Tomasz Imielinski, Aashu Virmani, Amin Abdulghani
The main objective of the DataMine is to provide application development interface to develop knowledge discovery applications on the top of large databases. Current database systems have been designed mainly to support business applications. The success of SQL capitalized on a small number of primitives which are sufficient to support a vast majority of applications today. Unfortunately this is not enough to capture the emerging family of new applications dealing with the so called rule and knowledge discovery. The goal of the DataMine and our work is to make the next step in the development of DBMS and provide much needed support for the rule discovery applications. A typical knowledge discovery application starts with rule discovery, but rules are not necessarily the end products. For example: 1) Finding the "best" candidates for a marketing promotion package from a large population stored in the database; for example, the best candidates for certain type of insurance may be those who frequent health clubs and are under 40 etc. 2) Finding any strong rules between the age, disease, and residence area, such as "40% of heart disease case in NJ occur in patients older than 50" (rules are statements of the form 'if condition then consequent'.) 3) Finding the most distinctive features (as opposed to other states) of NJ heart patients. Finding rules is only the first step in a knowledge discovery application. Typically, a user wants to embed information obtained from the rules in a larger program. For instance, in target marketing applications a company may have a fixed promotion budget and can only offer some limited number of promotions. A promotion mailing application must rank the best candidates for mailing and go "down the list" of most likely candidates until all promotion offerings are taken. To accomplish such a task we need an integrated API for knowledge discovery applications, integrated with the programming language (like C) and with the database query language (such as SQL). There is no commercial system nor research prototype today which would offer such an integrated API for knowledge discovery applications. Today, most systems offer "stand alone" features using tree classifiers, neural nets, and meta-pattern generators. Such systems cannot be embedded into a large application and typically offer just one knowledge discovery feature.
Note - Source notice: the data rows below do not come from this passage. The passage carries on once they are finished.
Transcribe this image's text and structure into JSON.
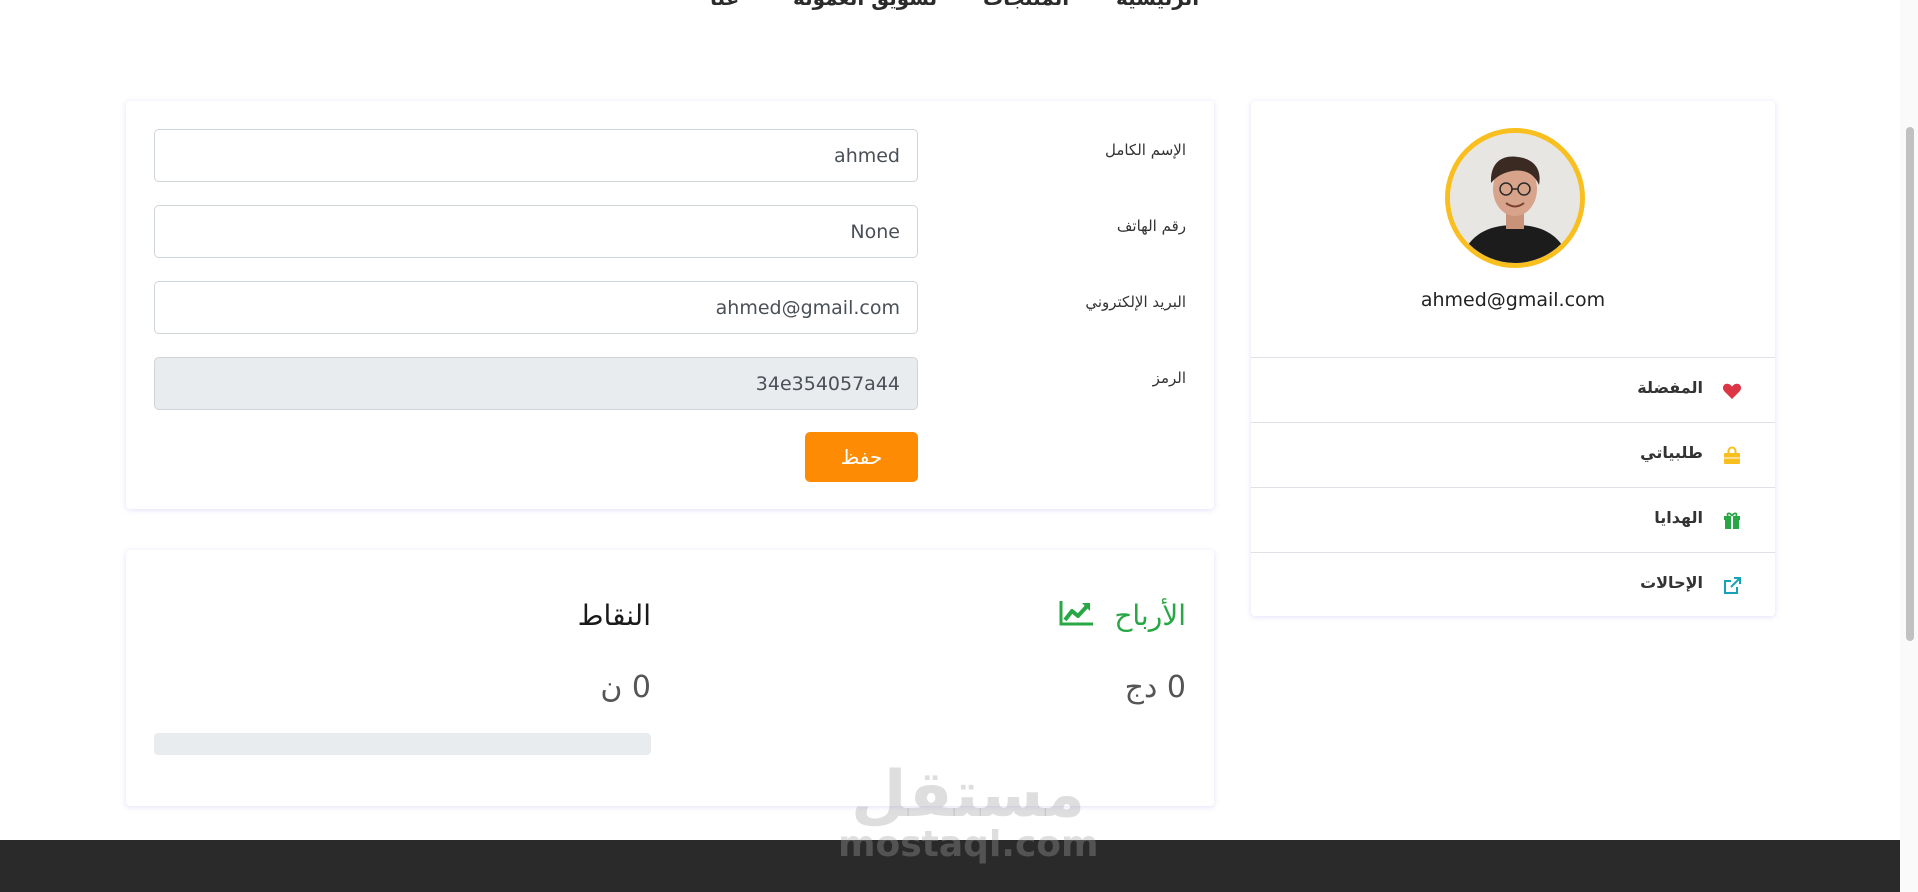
{
  "nav": {
    "items": [
      "الرئيسية",
      "المنتجات",
      "تسويق العمولة",
      "عنا"
    ]
  },
  "form": {
    "full_name_label": "الإسم الكامل",
    "full_name_value": "ahmed",
    "phone_label": "رقم الهاتف",
    "phone_value": "None",
    "email_label": "البريد الإلكتروني",
    "email_value": "ahmed@gmail.com",
    "code_label": "الرمز",
    "code_value": "34e354057a44",
    "save_label": "حفظ"
  },
  "stats": {
    "earnings_title": "الأرباح",
    "earnings_value": "0 دج",
    "points_title": "النقاط",
    "points_value": "0 ن",
    "points_progress": 0
  },
  "profile": {
    "email": "ahmed@gmail.com",
    "menu": [
      {
        "label": "المفضلة",
        "icon": "heart-icon",
        "color": "#dc3545"
      },
      {
        "label": "طلبياتي",
        "icon": "shopping-bag-icon",
        "color": "#f8bf1e"
      },
      {
        "label": "الهدايا",
        "icon": "gift-icon",
        "color": "#28a745"
      },
      {
        "label": "الإحالات",
        "icon": "external-link-icon",
        "color": "#17a2b8"
      }
    ]
  },
  "watermark": {
    "arabic": "مستقل",
    "latin": "mostaql.com"
  },
  "colors": {
    "accent": "#fd8c04",
    "earnings": "#28a745",
    "avatar_ring": "#f8bf1e",
    "footer": "#2a2a2a"
  }
}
The situation today is thus very similar to the situation with DBMS in the early sixties when each application had to be built from scratch, without the benefit of dedicated database primitives provided later by SQL and relational database APIs. The objective of DataMine is to fill this gap and bring the database support for knowledge discovery applications to the same level that exists today for business applications. What we offer and plan to offer can be summarized as follows: Extension of SQL, called M-SQL to generate and selectively retrieve sets of rules from a large database. Embedding of M-SQL in the general host language (in a similar way as SQL is embedded in C) to provide API for Knowledge and Data Discovery applications. Thus, just as SQL does, we are supporting two basic modes: free form querying and embedded querying. Free form querying allows the user to perform interactive and exploratory data analysis, while embedded querying provides features to run applications which rely on rule discovery, but use rules in some further computations.